= EXERCISE OBJECTIVE =
Where in the records does the word "nhất" occur? Copy each line in which it does.

= SOURCE INFORMATION =
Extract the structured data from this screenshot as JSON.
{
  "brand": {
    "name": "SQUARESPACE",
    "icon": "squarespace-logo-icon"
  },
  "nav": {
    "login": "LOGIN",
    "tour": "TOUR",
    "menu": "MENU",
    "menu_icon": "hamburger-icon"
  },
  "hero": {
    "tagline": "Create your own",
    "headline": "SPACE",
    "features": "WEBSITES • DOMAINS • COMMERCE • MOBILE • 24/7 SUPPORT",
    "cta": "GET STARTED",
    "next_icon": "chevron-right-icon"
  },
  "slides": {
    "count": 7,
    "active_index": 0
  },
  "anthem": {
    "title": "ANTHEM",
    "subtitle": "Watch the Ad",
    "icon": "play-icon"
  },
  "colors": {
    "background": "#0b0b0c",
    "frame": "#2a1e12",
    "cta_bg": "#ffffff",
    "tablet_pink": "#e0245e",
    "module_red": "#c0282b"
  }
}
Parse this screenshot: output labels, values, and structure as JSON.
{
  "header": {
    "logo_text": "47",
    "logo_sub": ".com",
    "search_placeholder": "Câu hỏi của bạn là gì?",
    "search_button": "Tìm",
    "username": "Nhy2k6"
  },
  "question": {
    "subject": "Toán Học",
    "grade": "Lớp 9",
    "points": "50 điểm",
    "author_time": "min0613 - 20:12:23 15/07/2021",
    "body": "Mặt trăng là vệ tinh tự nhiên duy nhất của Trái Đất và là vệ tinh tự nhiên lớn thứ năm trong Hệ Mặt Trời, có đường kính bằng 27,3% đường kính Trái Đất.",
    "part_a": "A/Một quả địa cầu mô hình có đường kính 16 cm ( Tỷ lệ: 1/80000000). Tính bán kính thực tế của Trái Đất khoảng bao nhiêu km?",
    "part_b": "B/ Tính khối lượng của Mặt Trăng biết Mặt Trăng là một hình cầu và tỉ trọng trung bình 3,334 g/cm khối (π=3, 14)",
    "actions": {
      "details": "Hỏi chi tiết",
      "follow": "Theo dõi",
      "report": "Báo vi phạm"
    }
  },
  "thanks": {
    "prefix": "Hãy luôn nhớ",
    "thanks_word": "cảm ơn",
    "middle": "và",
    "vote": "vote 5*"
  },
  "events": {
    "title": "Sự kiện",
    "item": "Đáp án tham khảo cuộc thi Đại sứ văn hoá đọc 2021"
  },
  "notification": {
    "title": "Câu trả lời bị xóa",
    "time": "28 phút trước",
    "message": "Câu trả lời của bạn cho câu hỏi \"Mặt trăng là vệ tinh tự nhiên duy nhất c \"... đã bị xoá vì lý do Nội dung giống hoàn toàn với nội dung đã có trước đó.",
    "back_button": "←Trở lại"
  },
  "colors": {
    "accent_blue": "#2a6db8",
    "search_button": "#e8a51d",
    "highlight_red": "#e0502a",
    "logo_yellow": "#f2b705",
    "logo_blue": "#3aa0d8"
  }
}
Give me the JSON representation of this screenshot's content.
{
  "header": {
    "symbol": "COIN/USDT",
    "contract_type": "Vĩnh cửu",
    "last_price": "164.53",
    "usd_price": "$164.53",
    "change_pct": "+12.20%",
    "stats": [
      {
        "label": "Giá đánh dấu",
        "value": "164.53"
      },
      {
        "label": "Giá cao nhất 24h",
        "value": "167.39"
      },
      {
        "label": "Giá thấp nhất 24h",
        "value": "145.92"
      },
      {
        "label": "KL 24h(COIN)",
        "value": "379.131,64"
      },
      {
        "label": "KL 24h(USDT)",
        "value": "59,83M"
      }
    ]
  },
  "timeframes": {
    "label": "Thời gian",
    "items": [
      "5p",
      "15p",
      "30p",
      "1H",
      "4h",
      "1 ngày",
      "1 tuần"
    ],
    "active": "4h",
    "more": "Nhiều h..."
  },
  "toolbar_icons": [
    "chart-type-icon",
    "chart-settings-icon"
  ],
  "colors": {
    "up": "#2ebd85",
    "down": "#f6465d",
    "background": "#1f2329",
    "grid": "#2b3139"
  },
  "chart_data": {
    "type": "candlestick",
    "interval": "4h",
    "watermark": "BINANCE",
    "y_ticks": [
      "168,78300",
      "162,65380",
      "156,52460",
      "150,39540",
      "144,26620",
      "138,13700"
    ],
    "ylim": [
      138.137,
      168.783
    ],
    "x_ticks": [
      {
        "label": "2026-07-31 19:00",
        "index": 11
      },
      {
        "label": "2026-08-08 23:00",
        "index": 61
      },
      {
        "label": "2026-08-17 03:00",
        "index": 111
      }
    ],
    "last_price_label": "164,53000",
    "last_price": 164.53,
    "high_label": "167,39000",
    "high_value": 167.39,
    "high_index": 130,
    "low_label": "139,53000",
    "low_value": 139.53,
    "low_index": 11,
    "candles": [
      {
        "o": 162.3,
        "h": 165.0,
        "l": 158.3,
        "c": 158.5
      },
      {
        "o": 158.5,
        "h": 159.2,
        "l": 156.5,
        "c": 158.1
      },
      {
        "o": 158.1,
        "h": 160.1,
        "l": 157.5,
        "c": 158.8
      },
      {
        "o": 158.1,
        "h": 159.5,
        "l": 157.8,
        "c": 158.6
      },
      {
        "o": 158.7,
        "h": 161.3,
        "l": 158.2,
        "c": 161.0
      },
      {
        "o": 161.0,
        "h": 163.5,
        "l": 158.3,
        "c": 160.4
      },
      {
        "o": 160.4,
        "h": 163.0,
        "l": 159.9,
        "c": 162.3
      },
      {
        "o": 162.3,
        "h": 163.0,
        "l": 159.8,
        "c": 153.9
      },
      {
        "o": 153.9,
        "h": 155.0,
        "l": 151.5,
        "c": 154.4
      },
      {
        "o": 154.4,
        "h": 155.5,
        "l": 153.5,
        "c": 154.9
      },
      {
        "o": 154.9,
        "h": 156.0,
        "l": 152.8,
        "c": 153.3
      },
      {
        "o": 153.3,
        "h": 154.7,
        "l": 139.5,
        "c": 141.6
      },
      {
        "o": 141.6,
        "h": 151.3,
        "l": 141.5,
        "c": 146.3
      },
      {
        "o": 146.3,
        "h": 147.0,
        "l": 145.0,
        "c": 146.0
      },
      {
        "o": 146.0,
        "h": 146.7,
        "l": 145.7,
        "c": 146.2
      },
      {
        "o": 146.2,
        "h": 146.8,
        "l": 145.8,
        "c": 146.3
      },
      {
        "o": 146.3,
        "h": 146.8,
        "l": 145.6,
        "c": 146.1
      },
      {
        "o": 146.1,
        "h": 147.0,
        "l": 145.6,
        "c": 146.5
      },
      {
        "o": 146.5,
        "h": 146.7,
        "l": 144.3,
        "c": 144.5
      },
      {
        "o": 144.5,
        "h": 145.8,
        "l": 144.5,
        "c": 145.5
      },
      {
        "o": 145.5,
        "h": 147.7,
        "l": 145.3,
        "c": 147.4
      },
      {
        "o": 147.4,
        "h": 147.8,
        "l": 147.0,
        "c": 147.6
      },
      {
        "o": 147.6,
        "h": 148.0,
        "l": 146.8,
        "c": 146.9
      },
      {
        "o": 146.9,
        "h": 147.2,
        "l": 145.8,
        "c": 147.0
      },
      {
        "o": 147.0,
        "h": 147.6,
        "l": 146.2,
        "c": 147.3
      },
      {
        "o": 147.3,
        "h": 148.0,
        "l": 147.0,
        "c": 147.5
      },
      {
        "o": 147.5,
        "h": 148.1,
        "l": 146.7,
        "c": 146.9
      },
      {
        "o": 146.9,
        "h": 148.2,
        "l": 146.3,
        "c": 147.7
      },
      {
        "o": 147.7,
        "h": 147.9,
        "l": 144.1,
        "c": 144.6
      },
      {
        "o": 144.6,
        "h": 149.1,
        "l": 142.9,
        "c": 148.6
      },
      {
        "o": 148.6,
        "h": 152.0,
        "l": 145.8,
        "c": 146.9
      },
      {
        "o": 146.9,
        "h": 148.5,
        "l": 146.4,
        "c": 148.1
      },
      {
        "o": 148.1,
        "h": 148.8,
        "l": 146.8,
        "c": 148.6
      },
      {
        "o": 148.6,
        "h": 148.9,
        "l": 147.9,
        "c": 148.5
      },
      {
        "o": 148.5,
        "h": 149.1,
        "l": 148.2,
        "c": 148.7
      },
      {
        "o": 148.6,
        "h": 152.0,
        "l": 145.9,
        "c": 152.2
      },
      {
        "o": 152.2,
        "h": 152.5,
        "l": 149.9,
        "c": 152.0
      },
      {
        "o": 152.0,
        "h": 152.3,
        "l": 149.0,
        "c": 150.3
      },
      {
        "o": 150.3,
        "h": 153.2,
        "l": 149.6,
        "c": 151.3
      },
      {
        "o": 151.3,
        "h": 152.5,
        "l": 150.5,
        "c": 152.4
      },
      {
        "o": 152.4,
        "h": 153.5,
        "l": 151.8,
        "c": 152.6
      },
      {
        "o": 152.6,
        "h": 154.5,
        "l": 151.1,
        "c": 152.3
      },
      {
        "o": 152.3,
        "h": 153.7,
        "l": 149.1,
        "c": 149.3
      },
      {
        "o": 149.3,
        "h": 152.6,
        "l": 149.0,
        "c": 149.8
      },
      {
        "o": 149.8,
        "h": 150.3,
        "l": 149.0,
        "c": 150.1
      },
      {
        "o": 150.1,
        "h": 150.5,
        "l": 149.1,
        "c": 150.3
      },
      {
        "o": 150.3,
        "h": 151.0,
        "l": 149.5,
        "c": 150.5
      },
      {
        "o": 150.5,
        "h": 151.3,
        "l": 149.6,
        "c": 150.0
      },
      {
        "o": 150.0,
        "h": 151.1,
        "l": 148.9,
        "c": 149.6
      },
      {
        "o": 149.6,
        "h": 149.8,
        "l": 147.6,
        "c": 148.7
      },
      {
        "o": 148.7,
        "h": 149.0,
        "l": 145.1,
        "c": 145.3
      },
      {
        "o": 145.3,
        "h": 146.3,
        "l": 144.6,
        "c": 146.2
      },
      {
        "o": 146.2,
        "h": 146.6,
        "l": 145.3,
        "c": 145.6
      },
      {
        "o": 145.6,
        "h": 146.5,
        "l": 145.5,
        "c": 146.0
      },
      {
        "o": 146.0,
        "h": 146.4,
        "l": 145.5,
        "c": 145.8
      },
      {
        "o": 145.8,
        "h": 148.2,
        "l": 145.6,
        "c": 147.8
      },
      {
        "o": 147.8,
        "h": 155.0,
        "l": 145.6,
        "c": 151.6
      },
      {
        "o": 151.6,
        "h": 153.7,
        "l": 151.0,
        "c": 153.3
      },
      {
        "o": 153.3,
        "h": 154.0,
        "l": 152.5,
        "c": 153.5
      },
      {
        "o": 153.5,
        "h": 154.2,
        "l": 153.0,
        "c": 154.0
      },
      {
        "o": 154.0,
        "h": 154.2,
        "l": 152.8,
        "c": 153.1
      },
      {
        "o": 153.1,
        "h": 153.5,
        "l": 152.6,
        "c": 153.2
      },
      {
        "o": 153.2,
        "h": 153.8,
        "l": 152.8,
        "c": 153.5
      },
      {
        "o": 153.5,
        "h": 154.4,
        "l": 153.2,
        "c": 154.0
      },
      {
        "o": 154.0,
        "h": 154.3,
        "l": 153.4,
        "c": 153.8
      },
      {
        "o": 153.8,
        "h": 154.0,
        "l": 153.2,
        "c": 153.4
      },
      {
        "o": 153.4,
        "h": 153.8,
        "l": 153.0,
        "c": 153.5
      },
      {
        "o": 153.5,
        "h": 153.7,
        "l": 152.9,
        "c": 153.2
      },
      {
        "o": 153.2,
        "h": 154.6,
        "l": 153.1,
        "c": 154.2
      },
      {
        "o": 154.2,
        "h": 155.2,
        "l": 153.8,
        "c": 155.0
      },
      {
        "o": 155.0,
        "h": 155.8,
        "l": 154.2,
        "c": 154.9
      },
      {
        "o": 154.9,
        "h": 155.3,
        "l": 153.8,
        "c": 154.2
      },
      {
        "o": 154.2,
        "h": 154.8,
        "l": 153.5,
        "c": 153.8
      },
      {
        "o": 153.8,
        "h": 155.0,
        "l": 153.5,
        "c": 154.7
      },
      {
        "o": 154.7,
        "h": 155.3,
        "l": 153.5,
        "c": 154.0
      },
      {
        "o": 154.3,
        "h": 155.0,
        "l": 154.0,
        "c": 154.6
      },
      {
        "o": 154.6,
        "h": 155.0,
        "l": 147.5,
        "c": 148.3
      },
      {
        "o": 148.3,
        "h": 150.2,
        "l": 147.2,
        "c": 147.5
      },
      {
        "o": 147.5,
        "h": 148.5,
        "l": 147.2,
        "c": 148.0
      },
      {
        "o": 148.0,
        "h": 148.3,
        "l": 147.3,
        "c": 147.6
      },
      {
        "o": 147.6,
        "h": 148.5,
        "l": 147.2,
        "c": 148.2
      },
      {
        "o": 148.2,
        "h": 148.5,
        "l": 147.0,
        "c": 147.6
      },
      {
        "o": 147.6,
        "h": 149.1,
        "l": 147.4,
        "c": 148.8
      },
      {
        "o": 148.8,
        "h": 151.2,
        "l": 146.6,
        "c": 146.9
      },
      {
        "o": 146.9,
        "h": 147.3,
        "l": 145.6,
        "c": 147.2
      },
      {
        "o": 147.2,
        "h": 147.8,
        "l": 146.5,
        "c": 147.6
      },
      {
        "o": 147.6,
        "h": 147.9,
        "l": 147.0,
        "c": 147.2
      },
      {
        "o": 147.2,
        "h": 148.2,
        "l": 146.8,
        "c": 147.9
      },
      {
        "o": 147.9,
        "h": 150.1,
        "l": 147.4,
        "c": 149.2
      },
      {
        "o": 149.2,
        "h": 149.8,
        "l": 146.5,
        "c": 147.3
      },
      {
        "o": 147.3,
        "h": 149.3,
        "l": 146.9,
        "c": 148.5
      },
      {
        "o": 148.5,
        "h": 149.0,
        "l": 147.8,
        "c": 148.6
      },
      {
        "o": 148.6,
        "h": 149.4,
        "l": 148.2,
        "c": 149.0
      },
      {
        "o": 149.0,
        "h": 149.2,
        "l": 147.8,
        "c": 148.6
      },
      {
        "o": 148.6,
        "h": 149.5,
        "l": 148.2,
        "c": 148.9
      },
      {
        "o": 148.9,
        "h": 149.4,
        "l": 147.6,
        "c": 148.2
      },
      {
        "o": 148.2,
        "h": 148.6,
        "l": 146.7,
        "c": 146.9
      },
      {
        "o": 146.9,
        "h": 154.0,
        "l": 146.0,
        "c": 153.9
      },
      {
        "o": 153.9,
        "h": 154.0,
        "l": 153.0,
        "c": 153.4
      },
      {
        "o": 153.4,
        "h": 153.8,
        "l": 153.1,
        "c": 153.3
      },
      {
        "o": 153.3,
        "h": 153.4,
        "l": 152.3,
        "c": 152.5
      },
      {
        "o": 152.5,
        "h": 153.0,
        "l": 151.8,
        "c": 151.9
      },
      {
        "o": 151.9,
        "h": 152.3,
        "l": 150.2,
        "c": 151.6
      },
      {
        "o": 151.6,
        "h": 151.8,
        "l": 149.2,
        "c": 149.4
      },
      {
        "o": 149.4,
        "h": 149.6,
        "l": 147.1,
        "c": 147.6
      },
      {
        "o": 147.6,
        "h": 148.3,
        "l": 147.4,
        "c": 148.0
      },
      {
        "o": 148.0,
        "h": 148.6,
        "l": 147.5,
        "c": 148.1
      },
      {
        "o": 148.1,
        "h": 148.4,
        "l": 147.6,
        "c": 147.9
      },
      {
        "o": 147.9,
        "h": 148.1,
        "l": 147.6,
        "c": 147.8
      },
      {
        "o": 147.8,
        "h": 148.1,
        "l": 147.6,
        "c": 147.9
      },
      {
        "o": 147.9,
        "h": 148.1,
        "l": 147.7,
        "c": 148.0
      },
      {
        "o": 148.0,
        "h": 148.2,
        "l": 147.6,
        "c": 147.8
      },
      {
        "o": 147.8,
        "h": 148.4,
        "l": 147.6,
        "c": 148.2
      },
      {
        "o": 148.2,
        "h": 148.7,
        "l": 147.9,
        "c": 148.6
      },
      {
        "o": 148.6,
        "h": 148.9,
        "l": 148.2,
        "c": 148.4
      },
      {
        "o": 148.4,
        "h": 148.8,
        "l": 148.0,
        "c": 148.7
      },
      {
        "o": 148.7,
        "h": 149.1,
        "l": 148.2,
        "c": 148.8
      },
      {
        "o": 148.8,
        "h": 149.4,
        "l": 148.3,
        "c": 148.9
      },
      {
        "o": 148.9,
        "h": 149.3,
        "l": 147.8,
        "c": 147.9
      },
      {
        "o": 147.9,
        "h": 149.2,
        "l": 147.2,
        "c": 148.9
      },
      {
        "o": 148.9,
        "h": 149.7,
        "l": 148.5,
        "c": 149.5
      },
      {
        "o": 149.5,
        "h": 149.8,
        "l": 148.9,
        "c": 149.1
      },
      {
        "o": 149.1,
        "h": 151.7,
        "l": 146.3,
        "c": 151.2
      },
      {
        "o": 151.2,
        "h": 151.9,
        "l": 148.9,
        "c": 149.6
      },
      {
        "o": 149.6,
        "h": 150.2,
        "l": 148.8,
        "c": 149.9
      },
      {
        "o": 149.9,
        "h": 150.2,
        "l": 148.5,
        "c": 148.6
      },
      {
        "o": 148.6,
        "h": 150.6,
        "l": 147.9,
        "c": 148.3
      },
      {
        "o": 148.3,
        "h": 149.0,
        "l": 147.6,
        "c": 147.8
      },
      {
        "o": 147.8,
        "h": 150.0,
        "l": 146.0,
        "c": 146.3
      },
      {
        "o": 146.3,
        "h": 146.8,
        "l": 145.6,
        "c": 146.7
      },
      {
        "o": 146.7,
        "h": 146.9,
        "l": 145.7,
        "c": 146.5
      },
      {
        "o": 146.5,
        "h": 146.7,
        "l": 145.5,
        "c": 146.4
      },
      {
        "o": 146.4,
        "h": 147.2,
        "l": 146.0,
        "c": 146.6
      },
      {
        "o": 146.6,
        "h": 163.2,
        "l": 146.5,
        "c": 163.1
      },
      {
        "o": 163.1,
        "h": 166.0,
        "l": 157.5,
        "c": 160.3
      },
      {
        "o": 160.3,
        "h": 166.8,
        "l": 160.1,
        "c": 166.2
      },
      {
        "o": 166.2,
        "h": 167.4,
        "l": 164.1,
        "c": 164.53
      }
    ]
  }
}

= TASK SOLUTION =
    "body": "Mặt trăng là vệ tinh tự nhiên duy nhất của Trái Đất và là vệ tinh tự nhiên lớn thứ năm trong Hệ Mặt Trời, có đường kính bằng 27,3% đường kính Trái Đất.",
    "message": "Câu trả lời của bạn cho câu hỏi \"Mặt trăng là vệ tinh tự nhiên duy nhất c \"... đã bị xoá vì lý do Nội dung giống hoàn toàn với nội dung đã có trước đó.",
        "label": "Giá cao nhất 24h",
        "label": "Giá thấp nhất 24h",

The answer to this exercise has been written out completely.